My statement was in specific response to the feelings I had listening to DJs at the L.A. hard rock station KNAC at the time complaining about having to play the entire record for the umpteenth time for fans. I simply wanted to make another record and have it be as good or better. If you don't think I would've liked to have five 'Appetites' and been living like the
Stones at the time, you're high. With that, any other avenue I hoped to pursue musically would more than likely been available as well. This was something I could never get through to the others with. Personal need to dominate in Guns was very important to them. Izzy has to be in charge or he's not comfortable, same with Slash. Duff [McKagan] tries convincing himself he's equal partners with Slash. Each to their own."

Would you consider a reunion with the 'Appetite' or 'Illusions' lineups?


Why not?

"A lot more reasons than I'll get into here now. Different reasons for each version and each individual. The Izzy bit was fun -- and also fun because we didn't have to rely on him in any way, which is how he prefers things and works better for everyone. That said, you never knew if Izzy would be there or not or if he'd remember the song or decide to leave early. It didn't cause any problems, because we were doing our show regardless and didn't have to depend on anything, but it did open everyone's eyes a bit and blow minds.

He called, asked to come out and negotiated a deal with management that it's probably best that none of us knew about or the fun would've seemed a bit more like being used or taken advantage of spoiling the moment. As it was, we had a great time.

It'd be highly doubtful for us to have more than one of the alumni up with us at any given time. I suppose Duff could play guitar on something somewhere, but there's zero possibility of me having anything to do with Slash other than by ambush, and that wouldn't be pretty. He wrote that whole bit about not having his guitar in Vegas, I'd assume, to save face. I was told by both the Hard Rock and different Guns industry people who had come out to be supportive of the new band and were a bit surprised to see him there, especially guitar in hand, but just assumed it was a surprise for the show and we were in on the arrangement."

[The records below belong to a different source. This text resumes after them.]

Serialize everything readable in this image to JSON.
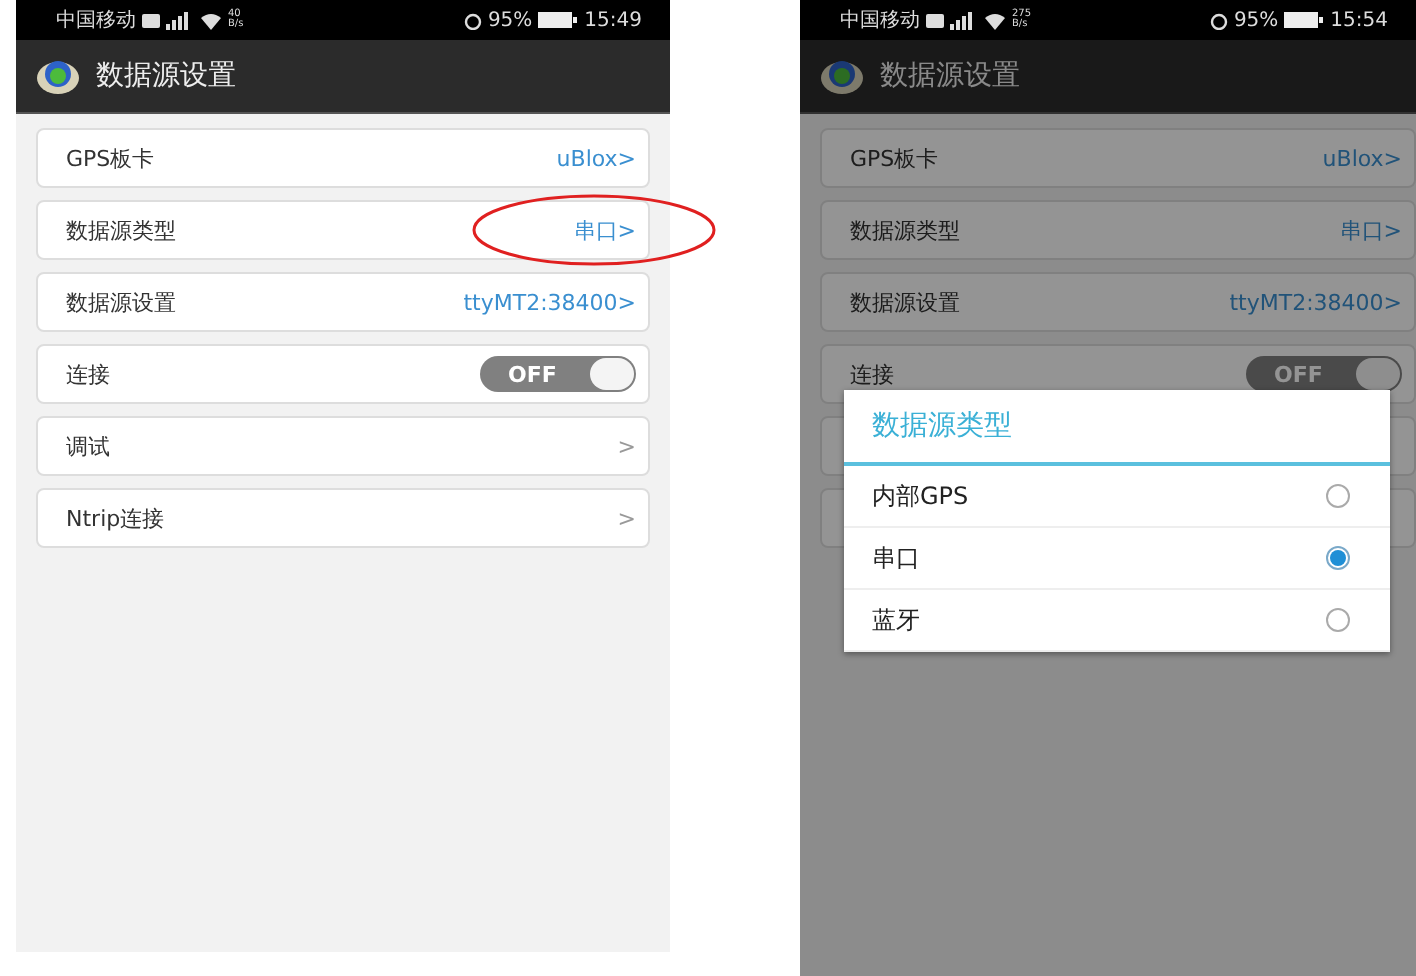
{
  "screens": [
    {
      "status_bar": {
        "carrier": "中国移动",
        "speed_value": "40",
        "speed_unit": "B/s",
        "battery": "95%",
        "time": "15:49"
      },
      "app_bar": {
        "title": "数据源设置"
      },
      "rows": [
        {
          "kind": "link",
          "label": "GPS板卡",
          "value": "uBlox>",
          "highlighted": false
        },
        {
          "kind": "link",
          "label": "数据源类型",
          "value": "串口>",
          "highlighted": true
        },
        {
          "kind": "link",
          "label": "数据源设置",
          "value": "ttyMT2:38400>"
        },
        {
          "kind": "toggle",
          "label": "连接",
          "on": false,
          "value": "OFF"
        },
        {
          "kind": "nav",
          "label": "调试",
          "value": ">"
        },
        {
          "kind": "nav",
          "label": "Ntrip连接",
          "value": ">"
        }
      ]
    },
    {
      "status_bar": {
        "carrier": "中国移动",
        "speed_value": "275",
        "speed_unit": "B/s",
        "battery": "95%",
        "time": "15:54"
      },
      "app_bar": {
        "title": "数据源设置"
      },
      "rows": [
        {
          "kind": "link",
          "label": "GPS板卡",
          "value": "uBlox>"
        },
        {
          "kind": "link",
          "label": "数据源类型",
          "value": "串口>"
        },
        {
          "kind": "link",
          "label": "数据源设置",
          "value": "ttyMT2:38400>"
        },
        {
          "kind": "toggle",
          "label": "连接",
          "on": false,
          "value": "OFF"
        },
        {
          "kind": "blank"
        },
        {
          "kind": "blank"
        }
      ],
      "dialog": {
        "title": "数据源类型",
        "options": [
          {
            "label": "内部GPS",
            "selected": false
          },
          {
            "label": "串口",
            "selected": true
          },
          {
            "label": "蓝牙",
            "selected": false
          }
        ]
      }
    }
  ]
}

Do you think he [Slash]  can play guitar?

"I prefer listening to others in general, especially those who both push their talents and infuse them with a level of energy that I've seldom heard in his efforts over the years. I'm not taking anything away from the man that are his to claim for his past efforts; it's just that for whatever reason for me, whether the approach, style or basic hands-on technique is there, the passion and true dedication to the art of guitar in his chosen area other than being, in my opinion, a whore for the limelight has generally seemed absent or lacking with most efforts for a long time. To me, it's sad. I don't get it. Where does it go? Is it a choice? Sometimes it's there on covers; I think Clive [Davis, legendary record executive] fell for that.

It wasn't there with me on 'Sympathy [for the Devil]' or ['The] Spaghetti [Incident?'] and it took years for me to get there again, in my opinion, and in the ways I wanted it to be. Will I keep it? Who knows? I'd like to, but who can say?"

**Excerpts taken from the interview, found at

James, for his part, asks the normally elusive Rose a battery of tough questions.  And for his part, Rose- not known for being too open with the press- did his best to answer the questions like the great rock star he is... making as little sense as humynly possible.  Weaving fragmented idea to fragmented idea with an almost philosophical tone makes this interview work.  If not for the putting on of heirs and acting as if he was actually being wise, the disjointed and in comprehendible Rose does little more than to show the world that despite what he alleges, what really broke up Guns N' Roses was the fact that Axl Rose is fucking insane.

The entire interview can be found at and to be truthful is worth the read if you are a fan of GNR.